    Supervisor: Dr. Jielai Zhang

  • Deeper, Wider, Faster: Discovering the fastest bursts in the Universe

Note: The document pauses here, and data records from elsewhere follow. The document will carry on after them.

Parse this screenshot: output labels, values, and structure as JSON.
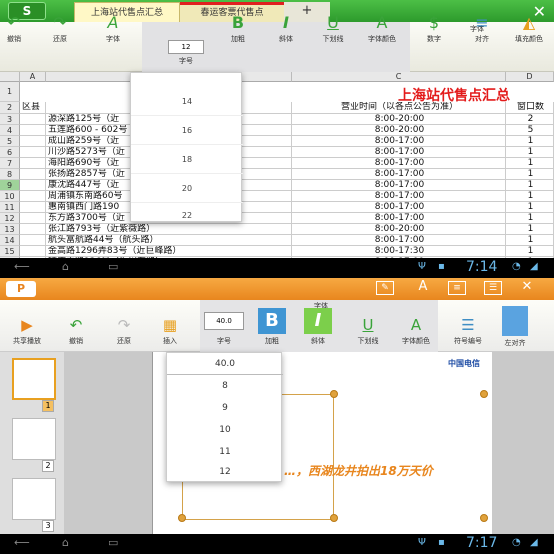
{
  "top": {
    "app_icon": "S",
    "tabs": [
      "上海站代售点汇总",
      "春运客票代售点",
      "+"
    ],
    "close": "✕",
    "toolbar": {
      "undo": "撤销",
      "redo": "还原",
      "font": "字体",
      "size": "字号",
      "bold": "加粗",
      "italic": "斜体",
      "underline": "下划线",
      "font_color": "字体颜色",
      "group_title": "字体",
      "number": "数字",
      "align": "对齐",
      "fill": "填充颜色"
    },
    "size_value": "12",
    "size_options": [
      "14",
      "16",
      "18",
      "20",
      "22"
    ],
    "columns": [
      "A",
      "B",
      "C",
      "D"
    ],
    "sheet_title": "上海站代售点汇总",
    "header_row": {
      "a": "区县",
      "c": "营业时间（以各点公告为准）",
      "d": "窗口数"
    },
    "rows": [
      {
        "n": "1",
        "b": "",
        "c": "",
        "d": ""
      },
      {
        "n": "2",
        "b": "",
        "c": "",
        "d": ""
      },
      {
        "n": "3",
        "b": "源深路125号（近",
        "c": "8:00-20:00",
        "d": "2"
      },
      {
        "n": "4",
        "b": "五莲路600 - 602号",
        "c": "8:00-20:00",
        "d": "5"
      },
      {
        "n": "5",
        "b": "成山路259号（近",
        "c": "8:00-17:00",
        "d": "1"
      },
      {
        "n": "6",
        "b": "川沙路5273号（近",
        "c": "8:00-17:00",
        "d": "1"
      },
      {
        "n": "7",
        "b": "海阳路690号（近",
        "c": "8:00-17:00",
        "d": "1"
      },
      {
        "n": "8",
        "b": "张扬路2857号（近",
        "c": "8:00-17:00",
        "d": "1"
      },
      {
        "n": "9",
        "b": "康沈路447号（近",
        "c": "8:00-17:00",
        "d": "1"
      },
      {
        "n": "10",
        "b": "周浦镇东南路60号",
        "c": "8:00-17:00",
        "d": "1"
      },
      {
        "n": "11",
        "b": "惠南镇西门路190",
        "c": "8:00-17:00",
        "d": "1"
      },
      {
        "n": "12",
        "b": "东方路3700号（近",
        "c": "8:00-17:00",
        "d": "1"
      },
      {
        "n": "13",
        "b": "张江路793号（近紫薇路）",
        "c": "8:00-20:00",
        "d": "1"
      },
      {
        "n": "14",
        "b": "航头富航路44号（航头路）",
        "c": "8:00-17:00",
        "d": "1"
      },
      {
        "n": "15",
        "b": "金高路1296弄83号（近巨峰路）",
        "c": "8:00-17:30",
        "d": "1"
      },
      {
        "n": "16",
        "b": "环庆中路126号（近川东路）",
        "c": "8:00-17:00",
        "d": "1"
      }
    ]
  },
  "status": {
    "clock_top": "7:14",
    "clock_bottom": "7:17"
  },
  "bottom": {
    "app_icon": "P",
    "toolbar": {
      "share": "共享播放",
      "undo": "撤销",
      "redo": "还原",
      "insert": "插入",
      "size": "字号",
      "bold": "加粗",
      "italic": "斜体",
      "underline": "下划线",
      "font_color": "字体颜色",
      "group_title": "字体",
      "bullets": "符号编号",
      "align_left": "左对齐"
    },
    "size_value": "40.0",
    "size_options": [
      "40.0",
      "8",
      "9",
      "10",
      "11",
      "12"
    ],
    "thumb_numbers": [
      "1",
      "2",
      "3"
    ],
    "slide_text": "…，西湖龙井拍出18万天价",
    "logo_text": "中国电信"
  },
  "colors": {
    "excel_green": "#2d9a2c",
    "office_orange": "#e8861e",
    "title_red": "#e31b1b"
  }
}
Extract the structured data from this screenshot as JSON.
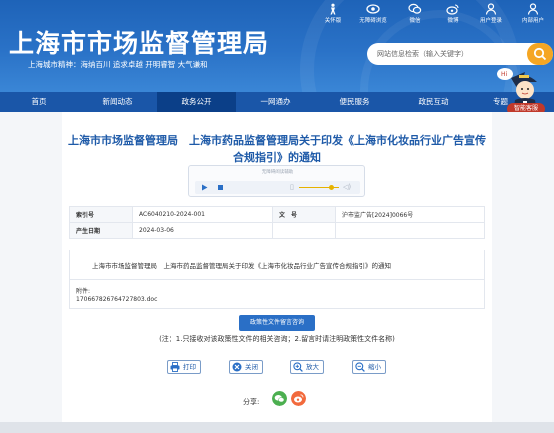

    The Deeper, Wider, Faster (DWF) program is the first program able to detect and study the fastest bursts in the Universe (on millisecond-to-hours timescales), such as fast radio bursts, supernova shock breakouts, kilonovae, all types of gamma-ray bursts, flare stars, and many others. DWF coordinates over 50 major observatories on every continent and in space (gamma-ray through radio), including particle and gravitational wave detectors, with a number of these multi-messenger facilities coordinated to observe the target fields simultaneously. DWF performs real-time supercomputer data processing and transient identification within minutes of the light hitting the telescopes. Fast identification and localisation enable rapid-response spectroscopic and imaging follow up before the events fade using 10m-class telescopes like Keck in Hawaii, Gemini-South and the VLT in Chile, SALT in South Africa, as well as Parkes, ASKAP, Molonglo, and ATCA radio telescopes and 4m AAT optical telescope in Australia and the NASA Swift and Chinese HXMT space telescopes. Finally, our network of over thirty 1-10m telescopes worldwide provide follow-up imaging and spectroscopy at later times. Depending on the interests and experience of the student, the project will involve (1) cross-matching multi-wavelength (radio, optical, UV, x-ray, and gamma-ray) data to discover new transients, (2) creating a system to coordinate and schedule observatories for DWF runs, and (3) enhancing and accelerating transient discovery by progressing data visualisation and data sonification techniques. Participation in DWF observing runs is encouraged and, in some cases, will help test the results of the student project.
    Supervisor: Dr. Jielai Zhang and A/Prof. Jeff Cooke